What’s behind Erdoğan’s delaying tactics?

What’s behind Erdoğan’s delaying tactics?

Opposition parties are justifiably wondering why President Recep Tayyip Erdoğan has not yet called Prime Minister Ahmet Davutoğlu (at least when this piece was being written) to ask him to try to form a coalition government. By tradition, Davutoğlu is the one who has to be given this job first, as the leader of the party that received the most votes in the general election, although it was not enough for the Justice and Development Party (AKP) to form a government on its own.

Newly elected deputies have all been sworn in and the new speaker of parliament has been elected, so it is not clear what Erdoğan is waiting for, or “what he is playing at.” This is also encouraging negative speculation about his political plans. Erdoğan’s own remarks also contribute to this speculation.

Many believe that he is waiting for the public to see that a coalition government will not be long-lasting and will inevitably result in early elections. They say his simple formula is to let the public see the bickering before and during the coalition negotiations, and then to decide that the AKP is the wisest choice after all. 

According to this scenario, Erdoğan expects the AKP to regain its parliamentary majority in early elections. He must know, of course, that any AKP victory in early elections is still unlikely to be enough to secure him the constitutional changes he wants in order to become an executive president. But a parliamentary majority for the AKP will nevertheless allow him to get away with much, as he continues to violate the constitution. 

Given his hold over the party, Erdoğan can act more like the country’s leader under an AKP government, instead of the constitutional head of state who has to remain within certain boundaries and refrain from discrimination when it comes to dealing with parliament. 

A parliamentary majority for the AKP would, of course, also prevent the reopening of corruption allegations against former government ministers who were in office when he was prime minister, and also against himself over the corruption allegations against his son Bilal. 

If all of this is true, then Erdoğan has not drawn any lessons from the results of the June 7 elections. To start with, there is nothing that guarantees an AKP victory if early elections are held in November. Then there is the fact that the AKP lost in the June 7 election because the pro-Kurdish People’s Democratic Party (HDP) passed the 10 percent electoral threshold. 

While there were non-Kurds who voted for the HDP, the bulk of its support came from Kurdish voters who are focused on expanding rights for the Kurds, and who are angry at Erdoğan and the AKP in this respect. The AKP and the Nationalist Movement Party (MHP) have vowed not to form a government with the HDP. We can assume, therefore, that this party will remain out there on its own. That is what it wants anyway. 
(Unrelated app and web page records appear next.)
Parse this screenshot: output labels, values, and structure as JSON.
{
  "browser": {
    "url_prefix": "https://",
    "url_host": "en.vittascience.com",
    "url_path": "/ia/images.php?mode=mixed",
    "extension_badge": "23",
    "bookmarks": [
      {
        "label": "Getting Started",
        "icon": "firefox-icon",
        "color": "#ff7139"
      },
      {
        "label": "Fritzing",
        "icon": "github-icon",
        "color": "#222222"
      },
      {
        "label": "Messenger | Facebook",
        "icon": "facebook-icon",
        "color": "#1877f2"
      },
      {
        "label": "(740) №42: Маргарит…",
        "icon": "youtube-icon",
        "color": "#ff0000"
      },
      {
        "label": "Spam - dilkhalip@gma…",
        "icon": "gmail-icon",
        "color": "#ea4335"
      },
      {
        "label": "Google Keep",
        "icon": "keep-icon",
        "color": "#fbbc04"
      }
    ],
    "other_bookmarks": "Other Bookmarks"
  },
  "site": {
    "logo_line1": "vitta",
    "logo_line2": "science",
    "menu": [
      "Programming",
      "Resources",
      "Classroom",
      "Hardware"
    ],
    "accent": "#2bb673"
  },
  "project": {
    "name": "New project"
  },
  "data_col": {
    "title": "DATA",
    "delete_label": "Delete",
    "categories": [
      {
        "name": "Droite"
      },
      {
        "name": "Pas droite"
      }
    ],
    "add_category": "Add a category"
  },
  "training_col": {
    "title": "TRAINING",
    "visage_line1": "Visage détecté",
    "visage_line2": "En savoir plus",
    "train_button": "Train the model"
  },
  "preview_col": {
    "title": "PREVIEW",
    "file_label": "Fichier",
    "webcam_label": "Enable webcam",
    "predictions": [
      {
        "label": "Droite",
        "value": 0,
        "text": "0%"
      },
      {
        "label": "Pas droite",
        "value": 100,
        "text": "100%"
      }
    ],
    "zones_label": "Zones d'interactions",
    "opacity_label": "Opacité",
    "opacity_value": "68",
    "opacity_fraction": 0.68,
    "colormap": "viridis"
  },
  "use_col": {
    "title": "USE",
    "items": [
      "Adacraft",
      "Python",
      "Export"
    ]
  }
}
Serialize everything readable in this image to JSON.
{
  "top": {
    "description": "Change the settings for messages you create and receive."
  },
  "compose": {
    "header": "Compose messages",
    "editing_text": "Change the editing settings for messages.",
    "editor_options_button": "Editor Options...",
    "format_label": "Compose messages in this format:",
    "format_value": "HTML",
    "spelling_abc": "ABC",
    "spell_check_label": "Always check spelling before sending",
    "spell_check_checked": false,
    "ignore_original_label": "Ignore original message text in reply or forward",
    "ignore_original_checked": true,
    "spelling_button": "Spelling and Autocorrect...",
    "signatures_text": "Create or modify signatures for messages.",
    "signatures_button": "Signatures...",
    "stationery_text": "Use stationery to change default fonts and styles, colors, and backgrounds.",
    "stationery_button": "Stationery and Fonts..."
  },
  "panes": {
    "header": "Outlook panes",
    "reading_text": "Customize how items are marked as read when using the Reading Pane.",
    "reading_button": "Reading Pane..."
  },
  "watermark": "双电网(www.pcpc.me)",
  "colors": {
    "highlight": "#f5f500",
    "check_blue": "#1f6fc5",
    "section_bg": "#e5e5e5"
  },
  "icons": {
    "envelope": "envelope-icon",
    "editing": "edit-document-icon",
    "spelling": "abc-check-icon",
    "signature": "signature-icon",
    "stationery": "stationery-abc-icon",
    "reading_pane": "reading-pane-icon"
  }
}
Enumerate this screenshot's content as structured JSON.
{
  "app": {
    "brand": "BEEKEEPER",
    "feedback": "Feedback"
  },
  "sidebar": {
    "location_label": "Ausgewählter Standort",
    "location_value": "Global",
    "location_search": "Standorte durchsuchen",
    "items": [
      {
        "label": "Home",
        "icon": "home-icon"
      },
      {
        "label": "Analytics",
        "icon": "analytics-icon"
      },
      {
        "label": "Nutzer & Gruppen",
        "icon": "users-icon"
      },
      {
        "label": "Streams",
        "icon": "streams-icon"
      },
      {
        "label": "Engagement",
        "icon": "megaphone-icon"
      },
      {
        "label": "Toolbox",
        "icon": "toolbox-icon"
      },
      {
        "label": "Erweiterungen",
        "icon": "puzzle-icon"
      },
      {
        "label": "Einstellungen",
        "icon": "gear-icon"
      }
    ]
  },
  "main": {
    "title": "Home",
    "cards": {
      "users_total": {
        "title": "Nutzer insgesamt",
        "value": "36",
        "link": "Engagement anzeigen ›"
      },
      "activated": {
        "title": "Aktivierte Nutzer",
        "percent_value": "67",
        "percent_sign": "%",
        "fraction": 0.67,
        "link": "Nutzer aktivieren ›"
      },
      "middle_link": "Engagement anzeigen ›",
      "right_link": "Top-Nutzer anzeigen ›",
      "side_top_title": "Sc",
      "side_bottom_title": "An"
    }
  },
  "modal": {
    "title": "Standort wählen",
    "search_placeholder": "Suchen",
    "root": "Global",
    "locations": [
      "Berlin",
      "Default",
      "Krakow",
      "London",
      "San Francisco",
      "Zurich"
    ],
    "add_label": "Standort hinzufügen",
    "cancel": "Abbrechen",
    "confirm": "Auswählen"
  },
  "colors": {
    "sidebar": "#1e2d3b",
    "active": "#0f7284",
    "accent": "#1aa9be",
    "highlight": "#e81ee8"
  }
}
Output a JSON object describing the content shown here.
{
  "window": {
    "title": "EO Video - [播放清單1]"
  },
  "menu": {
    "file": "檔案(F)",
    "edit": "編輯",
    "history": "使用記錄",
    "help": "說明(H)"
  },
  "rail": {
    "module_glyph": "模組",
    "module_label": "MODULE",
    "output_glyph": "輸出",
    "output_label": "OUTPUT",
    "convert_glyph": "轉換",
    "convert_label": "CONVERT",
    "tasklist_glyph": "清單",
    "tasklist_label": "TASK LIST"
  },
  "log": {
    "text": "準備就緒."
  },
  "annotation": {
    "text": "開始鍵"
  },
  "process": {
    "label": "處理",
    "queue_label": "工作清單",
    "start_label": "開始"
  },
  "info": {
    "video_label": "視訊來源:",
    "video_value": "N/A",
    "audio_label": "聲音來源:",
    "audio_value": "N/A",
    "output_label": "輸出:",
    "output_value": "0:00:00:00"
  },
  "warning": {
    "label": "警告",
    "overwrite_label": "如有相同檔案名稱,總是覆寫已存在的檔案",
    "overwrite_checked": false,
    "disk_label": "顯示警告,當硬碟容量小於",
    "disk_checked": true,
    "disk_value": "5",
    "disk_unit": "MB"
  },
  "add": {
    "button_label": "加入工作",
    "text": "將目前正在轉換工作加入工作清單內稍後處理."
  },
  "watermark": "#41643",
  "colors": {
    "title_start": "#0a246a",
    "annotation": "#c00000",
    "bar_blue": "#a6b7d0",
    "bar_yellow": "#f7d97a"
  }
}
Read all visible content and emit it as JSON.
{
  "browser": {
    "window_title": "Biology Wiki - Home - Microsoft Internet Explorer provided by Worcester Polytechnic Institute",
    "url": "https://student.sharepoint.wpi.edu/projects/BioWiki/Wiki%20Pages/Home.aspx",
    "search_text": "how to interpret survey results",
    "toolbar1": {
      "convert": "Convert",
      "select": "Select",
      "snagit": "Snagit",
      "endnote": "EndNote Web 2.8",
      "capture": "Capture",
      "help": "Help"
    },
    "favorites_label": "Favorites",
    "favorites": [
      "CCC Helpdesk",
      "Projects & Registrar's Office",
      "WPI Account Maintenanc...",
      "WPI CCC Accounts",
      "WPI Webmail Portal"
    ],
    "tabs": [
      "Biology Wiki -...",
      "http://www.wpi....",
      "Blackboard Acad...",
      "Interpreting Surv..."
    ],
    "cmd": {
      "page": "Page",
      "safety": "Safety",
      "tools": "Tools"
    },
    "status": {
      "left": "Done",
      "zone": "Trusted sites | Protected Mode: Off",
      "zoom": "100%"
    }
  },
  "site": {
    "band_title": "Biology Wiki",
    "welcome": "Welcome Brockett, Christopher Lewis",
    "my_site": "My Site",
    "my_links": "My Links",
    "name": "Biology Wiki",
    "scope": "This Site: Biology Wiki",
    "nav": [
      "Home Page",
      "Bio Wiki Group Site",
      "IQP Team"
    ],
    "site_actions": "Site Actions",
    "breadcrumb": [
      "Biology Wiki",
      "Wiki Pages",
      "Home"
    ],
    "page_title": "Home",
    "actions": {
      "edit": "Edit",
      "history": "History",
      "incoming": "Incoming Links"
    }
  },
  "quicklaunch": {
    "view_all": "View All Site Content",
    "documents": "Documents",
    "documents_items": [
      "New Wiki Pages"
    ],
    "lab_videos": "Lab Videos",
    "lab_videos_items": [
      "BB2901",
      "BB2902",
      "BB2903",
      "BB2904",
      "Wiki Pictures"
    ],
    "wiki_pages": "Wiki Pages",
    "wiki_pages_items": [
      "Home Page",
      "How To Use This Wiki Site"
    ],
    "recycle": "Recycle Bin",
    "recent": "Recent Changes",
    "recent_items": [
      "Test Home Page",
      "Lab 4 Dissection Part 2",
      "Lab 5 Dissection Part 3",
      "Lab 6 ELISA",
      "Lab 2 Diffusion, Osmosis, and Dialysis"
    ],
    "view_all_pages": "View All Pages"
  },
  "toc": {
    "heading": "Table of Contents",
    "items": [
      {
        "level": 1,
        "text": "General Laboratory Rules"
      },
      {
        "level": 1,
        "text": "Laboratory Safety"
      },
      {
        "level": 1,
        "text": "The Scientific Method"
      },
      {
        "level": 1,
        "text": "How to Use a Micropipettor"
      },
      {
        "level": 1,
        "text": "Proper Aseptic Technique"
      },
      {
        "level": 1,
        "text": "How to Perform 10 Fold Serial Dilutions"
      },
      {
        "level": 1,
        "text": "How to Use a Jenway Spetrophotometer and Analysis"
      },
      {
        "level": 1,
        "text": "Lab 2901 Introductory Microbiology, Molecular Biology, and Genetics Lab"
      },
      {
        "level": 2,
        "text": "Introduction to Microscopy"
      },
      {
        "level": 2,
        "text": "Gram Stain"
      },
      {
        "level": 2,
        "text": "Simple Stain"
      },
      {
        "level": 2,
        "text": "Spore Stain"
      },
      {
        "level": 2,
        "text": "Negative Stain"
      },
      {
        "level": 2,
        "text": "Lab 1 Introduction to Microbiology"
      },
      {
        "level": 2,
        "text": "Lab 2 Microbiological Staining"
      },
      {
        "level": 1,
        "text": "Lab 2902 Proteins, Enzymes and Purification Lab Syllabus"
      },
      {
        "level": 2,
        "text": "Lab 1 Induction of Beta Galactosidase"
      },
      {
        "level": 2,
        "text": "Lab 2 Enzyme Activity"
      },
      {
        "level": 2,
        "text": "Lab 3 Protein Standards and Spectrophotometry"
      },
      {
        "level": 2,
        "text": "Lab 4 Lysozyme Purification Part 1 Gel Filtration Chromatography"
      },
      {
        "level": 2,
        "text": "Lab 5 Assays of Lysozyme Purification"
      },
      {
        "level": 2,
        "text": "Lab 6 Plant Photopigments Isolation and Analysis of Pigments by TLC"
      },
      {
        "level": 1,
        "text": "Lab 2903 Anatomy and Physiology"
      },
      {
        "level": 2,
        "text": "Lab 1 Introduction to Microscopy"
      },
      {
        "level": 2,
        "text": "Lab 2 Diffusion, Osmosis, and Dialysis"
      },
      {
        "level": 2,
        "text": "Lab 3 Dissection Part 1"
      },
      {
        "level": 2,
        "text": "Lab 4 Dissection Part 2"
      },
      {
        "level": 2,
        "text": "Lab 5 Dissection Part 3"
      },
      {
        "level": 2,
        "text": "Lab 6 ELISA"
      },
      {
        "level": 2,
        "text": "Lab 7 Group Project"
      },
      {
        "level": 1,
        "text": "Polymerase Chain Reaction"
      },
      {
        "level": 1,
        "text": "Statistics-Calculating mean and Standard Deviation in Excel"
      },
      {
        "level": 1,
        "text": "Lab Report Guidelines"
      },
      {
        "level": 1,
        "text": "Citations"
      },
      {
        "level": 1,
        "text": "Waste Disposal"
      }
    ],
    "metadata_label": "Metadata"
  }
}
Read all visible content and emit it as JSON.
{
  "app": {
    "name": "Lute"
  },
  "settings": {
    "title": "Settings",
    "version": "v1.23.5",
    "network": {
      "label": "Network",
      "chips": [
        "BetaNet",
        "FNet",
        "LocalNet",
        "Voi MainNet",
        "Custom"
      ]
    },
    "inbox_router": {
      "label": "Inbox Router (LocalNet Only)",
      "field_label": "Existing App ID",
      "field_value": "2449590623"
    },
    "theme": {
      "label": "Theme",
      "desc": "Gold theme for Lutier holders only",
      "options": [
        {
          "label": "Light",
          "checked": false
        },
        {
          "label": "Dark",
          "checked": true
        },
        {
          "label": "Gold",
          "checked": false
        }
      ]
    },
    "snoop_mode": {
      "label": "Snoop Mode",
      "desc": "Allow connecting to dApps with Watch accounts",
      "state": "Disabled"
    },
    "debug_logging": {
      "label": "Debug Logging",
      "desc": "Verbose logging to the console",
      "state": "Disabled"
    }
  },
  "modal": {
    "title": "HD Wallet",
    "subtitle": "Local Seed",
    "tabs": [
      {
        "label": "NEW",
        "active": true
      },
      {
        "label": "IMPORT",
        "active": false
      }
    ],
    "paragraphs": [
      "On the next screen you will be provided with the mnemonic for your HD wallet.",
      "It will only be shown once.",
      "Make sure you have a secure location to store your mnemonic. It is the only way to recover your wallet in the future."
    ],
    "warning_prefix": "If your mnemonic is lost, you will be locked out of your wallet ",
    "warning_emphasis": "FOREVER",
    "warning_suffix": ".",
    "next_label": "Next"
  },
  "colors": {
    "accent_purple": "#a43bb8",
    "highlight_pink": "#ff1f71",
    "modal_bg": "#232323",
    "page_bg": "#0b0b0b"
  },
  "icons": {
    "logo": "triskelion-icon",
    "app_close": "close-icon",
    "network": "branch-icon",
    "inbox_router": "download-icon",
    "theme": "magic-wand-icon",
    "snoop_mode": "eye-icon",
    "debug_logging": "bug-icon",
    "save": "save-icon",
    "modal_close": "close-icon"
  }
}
This being the case, it is not clear how Erdoğan expects the political bickering between the AKP and MHP, or between the AKP and the main opposition Republican Peoples’ Party (CHP), over who gets what in a coalition government, to effect Kurdish voters. The chances are that if early elections are held the HDP will most likely retain its current vote base. 

There is also the possibility that the bickering between the AKP and the CHP will drive angry CHP voters to the HDP and not the AKP. Some MHP supporters may, on the other hand opt to return to the AKP, but their numbers will not be determining. The bottom line is that the odds remain stacked against Erdoğan one way or another. 

He says he wants a coalition to be formed as soon as possible for the sake of stability in the country. If he was sincere, he would not delay any longer and he would call Davutoğlu in to ask him to start coalition talks. The way things appear now, Erdoğan seems more concerned about his own fate than that of the country.